King’s “survivors” would be the majority of participants who finish between 24 and 30 hours, when the race officially concludes. Earning bronze belt buckles in 2019 were 189 such fighters, including Chris Sipe, who overcame a fall and injury to finish in 28:07.40.
“I wanted to quit at Michigan Bluff (mile 55),” admitted Sipe, 38. “I had fallen 4.5 miles into the day when I slipped on icy snow. My quad slammed into the ground causing pain and spasms the rest of the race. Gordy Ainsleigh (the first person to run Western States) pulled me aside and gave me a back adjustment and basically told me to get back out there. I’m glad I did. I still finished over an hour faster than last year.”

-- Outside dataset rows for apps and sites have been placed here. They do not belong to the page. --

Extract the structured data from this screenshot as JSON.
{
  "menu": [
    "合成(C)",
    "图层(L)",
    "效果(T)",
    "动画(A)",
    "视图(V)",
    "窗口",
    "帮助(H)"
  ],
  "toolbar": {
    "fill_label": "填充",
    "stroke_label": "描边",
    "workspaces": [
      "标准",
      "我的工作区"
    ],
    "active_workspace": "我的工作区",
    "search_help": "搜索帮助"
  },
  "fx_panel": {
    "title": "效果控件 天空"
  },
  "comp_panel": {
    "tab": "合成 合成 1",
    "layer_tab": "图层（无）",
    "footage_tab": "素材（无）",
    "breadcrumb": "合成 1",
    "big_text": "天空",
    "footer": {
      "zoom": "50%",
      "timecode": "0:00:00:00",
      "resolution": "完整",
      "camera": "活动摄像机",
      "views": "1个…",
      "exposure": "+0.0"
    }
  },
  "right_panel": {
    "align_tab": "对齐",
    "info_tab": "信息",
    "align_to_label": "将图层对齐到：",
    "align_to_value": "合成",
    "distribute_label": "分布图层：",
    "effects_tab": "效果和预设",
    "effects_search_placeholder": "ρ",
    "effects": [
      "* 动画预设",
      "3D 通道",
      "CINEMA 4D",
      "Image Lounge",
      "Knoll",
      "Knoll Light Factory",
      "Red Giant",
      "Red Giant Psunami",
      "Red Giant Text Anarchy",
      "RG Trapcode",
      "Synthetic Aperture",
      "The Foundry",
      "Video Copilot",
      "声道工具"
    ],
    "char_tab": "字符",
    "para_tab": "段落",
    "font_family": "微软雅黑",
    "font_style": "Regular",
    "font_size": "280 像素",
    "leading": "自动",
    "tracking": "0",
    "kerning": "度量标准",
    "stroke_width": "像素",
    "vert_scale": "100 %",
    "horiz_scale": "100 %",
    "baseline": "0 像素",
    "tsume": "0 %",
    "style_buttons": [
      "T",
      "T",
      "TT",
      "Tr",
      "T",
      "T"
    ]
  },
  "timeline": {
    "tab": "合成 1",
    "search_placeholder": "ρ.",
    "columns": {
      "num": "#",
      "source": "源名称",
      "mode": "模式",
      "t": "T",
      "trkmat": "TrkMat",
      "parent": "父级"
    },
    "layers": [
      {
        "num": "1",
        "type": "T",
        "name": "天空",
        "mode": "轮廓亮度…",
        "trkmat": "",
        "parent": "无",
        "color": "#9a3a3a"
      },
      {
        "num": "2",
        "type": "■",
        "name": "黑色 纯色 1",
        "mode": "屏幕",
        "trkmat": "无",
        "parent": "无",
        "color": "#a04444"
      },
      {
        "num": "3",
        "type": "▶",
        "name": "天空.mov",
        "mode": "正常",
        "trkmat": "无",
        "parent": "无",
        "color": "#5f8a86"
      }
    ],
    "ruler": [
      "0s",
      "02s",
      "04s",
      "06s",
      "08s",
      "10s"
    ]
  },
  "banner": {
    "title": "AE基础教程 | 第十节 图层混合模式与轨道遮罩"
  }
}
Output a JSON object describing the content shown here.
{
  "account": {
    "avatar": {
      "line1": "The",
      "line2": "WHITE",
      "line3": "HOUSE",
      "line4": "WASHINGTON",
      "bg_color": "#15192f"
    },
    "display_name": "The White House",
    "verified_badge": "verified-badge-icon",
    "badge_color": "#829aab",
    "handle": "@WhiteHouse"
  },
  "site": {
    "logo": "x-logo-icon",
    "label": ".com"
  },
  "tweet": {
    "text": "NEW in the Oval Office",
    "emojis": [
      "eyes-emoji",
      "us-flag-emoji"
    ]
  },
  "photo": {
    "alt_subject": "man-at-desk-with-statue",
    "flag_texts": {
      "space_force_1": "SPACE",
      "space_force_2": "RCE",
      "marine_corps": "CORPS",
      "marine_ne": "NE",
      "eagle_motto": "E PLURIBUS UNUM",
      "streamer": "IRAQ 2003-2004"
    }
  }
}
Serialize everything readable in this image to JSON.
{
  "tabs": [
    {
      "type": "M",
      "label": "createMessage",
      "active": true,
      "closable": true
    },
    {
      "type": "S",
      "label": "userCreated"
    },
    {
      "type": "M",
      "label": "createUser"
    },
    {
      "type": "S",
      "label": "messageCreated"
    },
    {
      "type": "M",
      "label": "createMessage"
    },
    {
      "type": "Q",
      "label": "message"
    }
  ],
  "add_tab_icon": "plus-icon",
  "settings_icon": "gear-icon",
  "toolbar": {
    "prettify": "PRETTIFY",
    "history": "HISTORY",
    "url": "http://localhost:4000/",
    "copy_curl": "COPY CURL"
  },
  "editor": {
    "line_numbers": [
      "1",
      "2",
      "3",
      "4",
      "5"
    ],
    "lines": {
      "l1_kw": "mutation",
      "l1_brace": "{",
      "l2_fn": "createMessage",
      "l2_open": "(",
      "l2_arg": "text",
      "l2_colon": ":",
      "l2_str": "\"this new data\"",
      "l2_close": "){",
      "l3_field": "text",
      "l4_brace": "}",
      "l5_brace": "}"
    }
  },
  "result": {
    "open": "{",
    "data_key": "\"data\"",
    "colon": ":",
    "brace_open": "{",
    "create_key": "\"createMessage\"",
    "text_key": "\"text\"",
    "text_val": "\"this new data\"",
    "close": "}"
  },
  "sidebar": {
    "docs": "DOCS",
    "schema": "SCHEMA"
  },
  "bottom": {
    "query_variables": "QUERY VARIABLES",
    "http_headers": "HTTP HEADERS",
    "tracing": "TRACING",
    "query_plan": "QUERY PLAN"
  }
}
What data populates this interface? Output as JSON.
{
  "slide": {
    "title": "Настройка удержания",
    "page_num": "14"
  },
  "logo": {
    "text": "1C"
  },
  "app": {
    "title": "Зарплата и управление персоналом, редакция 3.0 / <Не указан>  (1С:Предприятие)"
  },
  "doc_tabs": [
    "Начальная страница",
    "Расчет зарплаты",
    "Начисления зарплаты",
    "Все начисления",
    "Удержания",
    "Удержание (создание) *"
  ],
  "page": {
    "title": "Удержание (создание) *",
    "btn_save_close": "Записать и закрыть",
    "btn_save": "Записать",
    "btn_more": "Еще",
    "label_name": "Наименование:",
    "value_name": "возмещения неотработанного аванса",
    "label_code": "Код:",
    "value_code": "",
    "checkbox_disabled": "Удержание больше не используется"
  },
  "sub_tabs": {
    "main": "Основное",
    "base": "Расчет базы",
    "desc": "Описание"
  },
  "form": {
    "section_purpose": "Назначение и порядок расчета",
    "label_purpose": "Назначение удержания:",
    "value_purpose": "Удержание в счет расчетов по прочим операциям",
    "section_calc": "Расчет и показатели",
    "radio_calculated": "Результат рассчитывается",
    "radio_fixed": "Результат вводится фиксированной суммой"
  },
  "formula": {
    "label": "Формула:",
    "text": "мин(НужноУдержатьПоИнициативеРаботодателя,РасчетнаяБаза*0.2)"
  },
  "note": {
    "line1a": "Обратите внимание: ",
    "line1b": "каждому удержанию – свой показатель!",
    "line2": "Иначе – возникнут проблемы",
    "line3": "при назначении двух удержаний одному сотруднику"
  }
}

Completing this race at all marks the pinnacle of many runners’ careers and their abundant joy is heartwarming to see. Those who visit the finish area quickly learn why stadium announcer John Medinger described it as “the happiest place on Earth.”
Yet spare a moment to recognize those whose considerable efforts fell short. Fifty runners, or 14 percent of the field, did not complete the race in 2019. That figure has exceeded 50 percent in other years. Even though these competitors’ races ended in disappointment, their stories can still inspire.
Kyle Robidoux, 43, attempted to become the first blind runner to complete the race. He fell more than a dozen times in the snow and had to drop out, but then cheered on his competitors for five hours. Defending champion Courtney Dauwalter, 34, led the women’s division at record pace until a hip injury struck at mile 66. She fought for 13 more miles before it forced her to stop, but graciously congratulated Gallagher, the new champion.
And Dave Mackey, 49, nearly finished the run on a prosthetic leg. A runner up from 2004, Mackey suffered an accident in 2015 when a boulder crushed his lower left leg, requiring multiple surgeries and eventually amputation. He still completed 93 miles of the course. “I left it all out there and I’m super proud of my effort,” he declared.
Western States seems to showcase such positive-thinking people who express sportsmanship and find silver linings despite events others would regard as soul-crushing setbacks.
“Every Western States is full of stories, emotions, hope, heartbreak and redemption. Many had their day, and many didn’t. Such is the nature of the Western States 100. It is a monster of a course,” reflected ultra runner Nick Errol, a 2017 competitor. “This race provides the greatest point to reflect, grow, learn and an opportunity to come back and get it right. Such is the beauty of ultra-running that heartbreak can turn into a powerful point of redemption over time.”